There were far fewer explicitly racist laws in the northern states, but these regions were still able to achieve a very strict racial segregation within their population that was as rigidly enforced as in the Jim Crow regime. Instead of directly regulating the movement of citizens like the south, various zoning and state and federal housing policies worked to keep Black Americans out of white neighborhoods.
One such strategy was known as redlining. During the Great Depression in the 1930s, the Federal Housing Association (FHA) was created to stimulate the demand for homeownership by insuring mortgages lent out by banks. The FHA and the banks had maps where they drew lines around the Black neighborhoods that they would not insure loans in. This is where the term "redlining" comes from. The FHA claimed that they would only insure mortgages that met particular conditions; but the reality was that they were based on the racial makeup of the neighborhood. So, a loan to buy a house in a majority-white neighborhood would be insured by the FHA without difficulty, whereas the sale of a house in a majority-Black neighborhood would often be denied insurance. This racist condition allowed the FHA to deny Black Americans the right to a home in certain neighborhoods.

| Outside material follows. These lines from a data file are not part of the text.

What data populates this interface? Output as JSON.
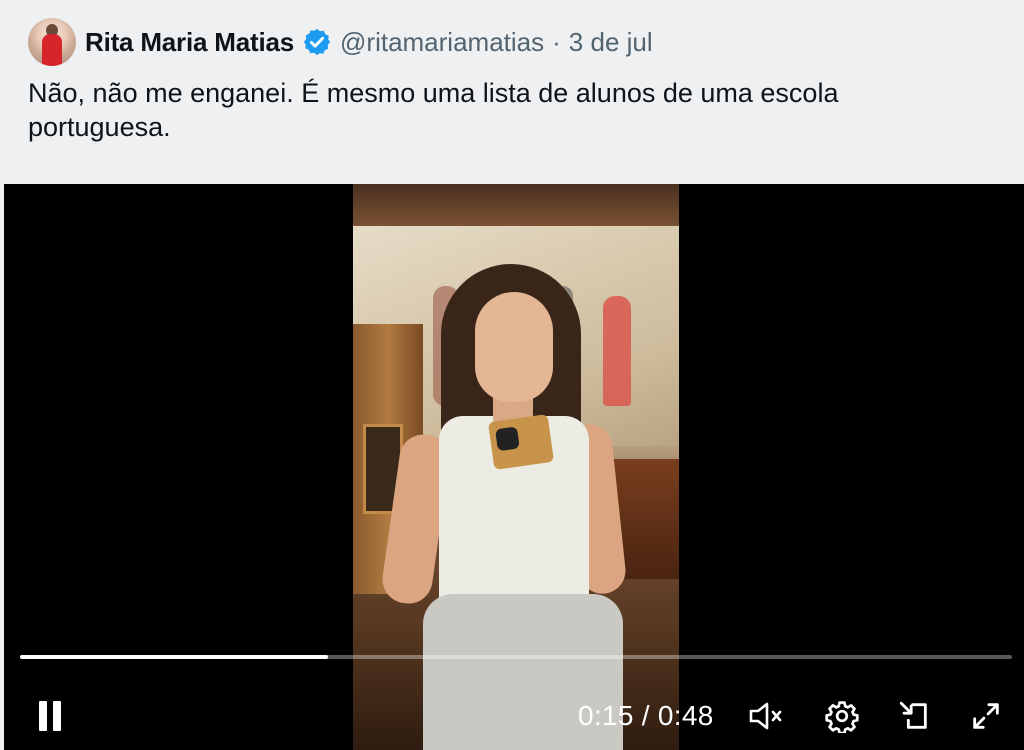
{
  "author": {
    "name": "Rita Maria Matias",
    "handle": "@ritamariamatias",
    "separator": "·",
    "date": "3 de jul",
    "verified": true
  },
  "tweet": {
    "text": "Não, não me enganei. É mesmo uma lista de alunos de uma escola portuguesa."
  },
  "video": {
    "state": "playing",
    "time_display": "0:15 / 0:48",
    "progress_fraction": 0.31,
    "icons": [
      "pause-icon",
      "mute-icon",
      "settings-icon",
      "dock-icon",
      "fullscreen-icon"
    ]
  },
  "colors": {
    "verified_badge": "#1d9bf0",
    "handle_text": "#536471",
    "background": "#eef0f2",
    "video_bg": "#000000"
  }
}
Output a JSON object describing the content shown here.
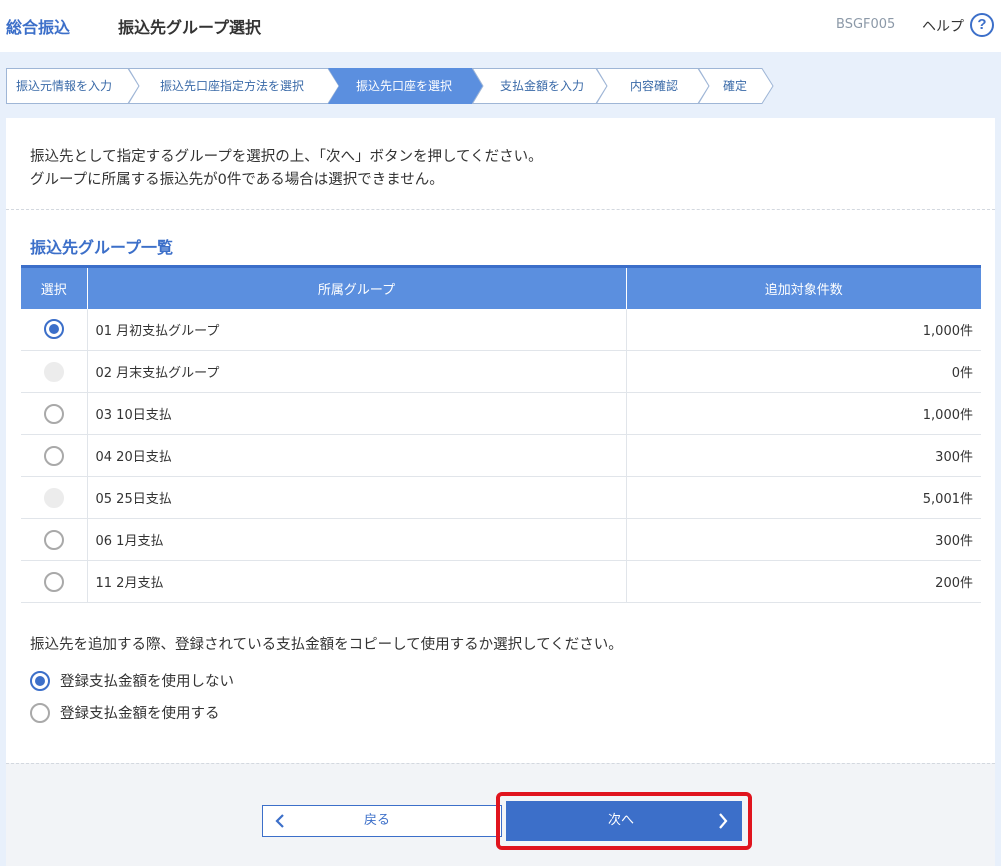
{
  "header": {
    "brand": "総合振込",
    "title": "振込先グループ選択",
    "screen_id": "BSGF005",
    "help_label": "ヘルプ",
    "help_icon": "?"
  },
  "steps": [
    {
      "label": "振込元情報を入力",
      "active": false
    },
    {
      "label": "振込先口座指定方法を選択",
      "active": false
    },
    {
      "label": "振込先口座を選択",
      "active": true
    },
    {
      "label": "支払金額を入力",
      "active": false
    },
    {
      "label": "内容確認",
      "active": false
    },
    {
      "label": "確定",
      "active": false
    }
  ],
  "instructions": {
    "line1": "振込先として指定するグループを選択の上、「次へ」ボタンを押してください。",
    "line2": "グループに所属する振込先が0件である場合は選択できません。"
  },
  "section_title": "振込先グループ一覧",
  "table": {
    "headers": {
      "select": "選択",
      "group": "所属グループ",
      "count": "追加対象件数"
    },
    "rows": [
      {
        "group": "01 月初支払グループ",
        "count": "1,000件",
        "state": "checked"
      },
      {
        "group": "02 月末支払グループ",
        "count": "0件",
        "state": "disabled"
      },
      {
        "group": "03 10日支払",
        "count": "1,000件",
        "state": "unchecked"
      },
      {
        "group": "04 20日支払",
        "count": "300件",
        "state": "unchecked"
      },
      {
        "group": "05 25日支払",
        "count": "5,001件",
        "state": "disabled"
      },
      {
        "group": "06 1月支払",
        "count": "300件",
        "state": "unchecked"
      },
      {
        "group": "11 2月支払",
        "count": "200件",
        "state": "unchecked"
      }
    ]
  },
  "copy_option": {
    "question": "振込先を追加する際、登録されている支払金額をコピーして使用するか選択してください。",
    "option_no": "登録支払金額を使用しない",
    "option_yes": "登録支払金額を使用する",
    "selected": "no"
  },
  "buttons": {
    "back": "戻る",
    "next": "次へ"
  },
  "colors": {
    "accent": "#3c6fc9",
    "header_row": "#5b8fdf",
    "highlight": "#e0141e"
  }
}
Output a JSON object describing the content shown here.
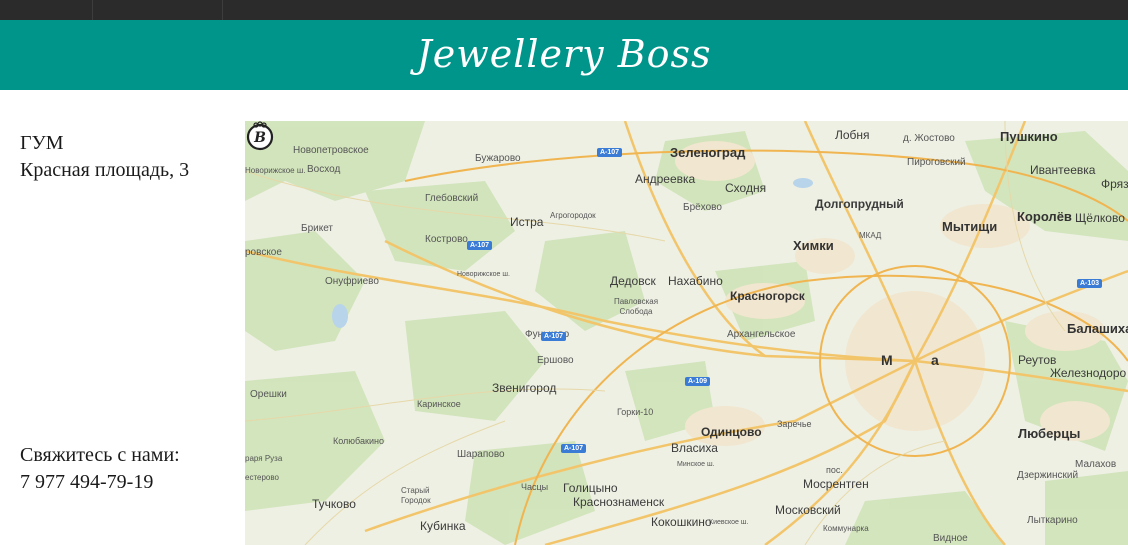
{
  "header": {
    "brand": "Jewellery Boss",
    "background": "#00958a"
  },
  "store": {
    "name": "ГУМ",
    "address": "Красная площадь, 3"
  },
  "contact": {
    "label": "Свяжитесь с нами:",
    "phone": "7 977 494-79-19"
  },
  "map": {
    "marker_letter": "B",
    "marker_left": "М",
    "marker_right": "а",
    "labels": [
      "Новопетровское",
      "Бужарово",
      "Зеленоград",
      "Лобня",
      "д. Жостово",
      "Пушкино",
      "Новорижское ш.",
      "Восход",
      "Андреевка",
      "Сходня",
      "Пироговский",
      "Ивантеевка",
      "Фряз",
      "Глебовский",
      "Брёхово",
      "Долгопрудный",
      "Истра",
      "Агрогородок",
      "Брикет",
      "Кострово",
      "Химки",
      "МКАД",
      "Мытищи",
      "Королёв",
      "Щёлково",
      "ровское",
      "Онуфриево",
      "Дедовск",
      "Нахабино",
      "Красногорск",
      "Павловская Слобода",
      "Балашиха",
      "Фуньково",
      "Ершово",
      "Архангельское",
      "Реутов",
      "Железнодоро",
      "Звенигород",
      "Орешки",
      "Каринское",
      "Горки-10",
      "Одинцово",
      "Заречье",
      "Люберцы",
      "Колюбакино",
      "Шарапово",
      "Власиха",
      "раря Руза",
      "Малахов",
      "естерово",
      "Часцы",
      "Голицыно",
      "Краснознаменск",
      "Мосрентген",
      "Дзержинский",
      "пос.",
      "Тучково",
      "Старый Городок",
      "Кокошкино",
      "Московский",
      "Лыткарино",
      "Кубинка",
      "Коммунарка",
      "Видное",
      "Минское ш.",
      "Киевское ш.",
      "Новорижское ш."
    ],
    "shields": [
      "A-107",
      "A-107",
      "A-107",
      "A-109",
      "A-107",
      "A-103"
    ]
  }
}
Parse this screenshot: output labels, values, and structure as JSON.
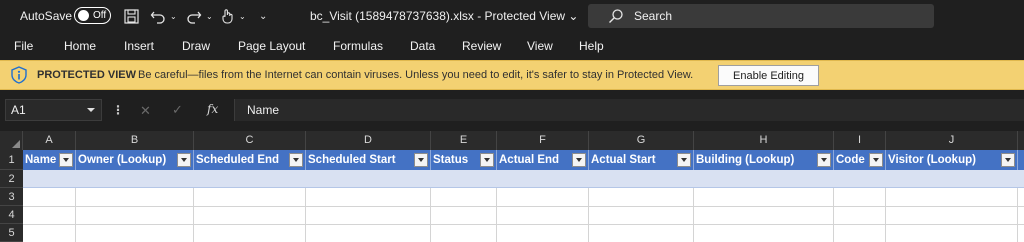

This complicated scheme, though technically “colorblind,” resulted in neighborhoods across Chicago (and the nation) that were systemically racially segregated. This, in turn, had broader consequences for how municipal services were administered in the city of Chicago; critical infrastructure such as transportation and public services such as hospitals were more fully funded and supported in white areas, and neglected in Black ones. One of the most striking examples of this was the disparity between Black and white public schools.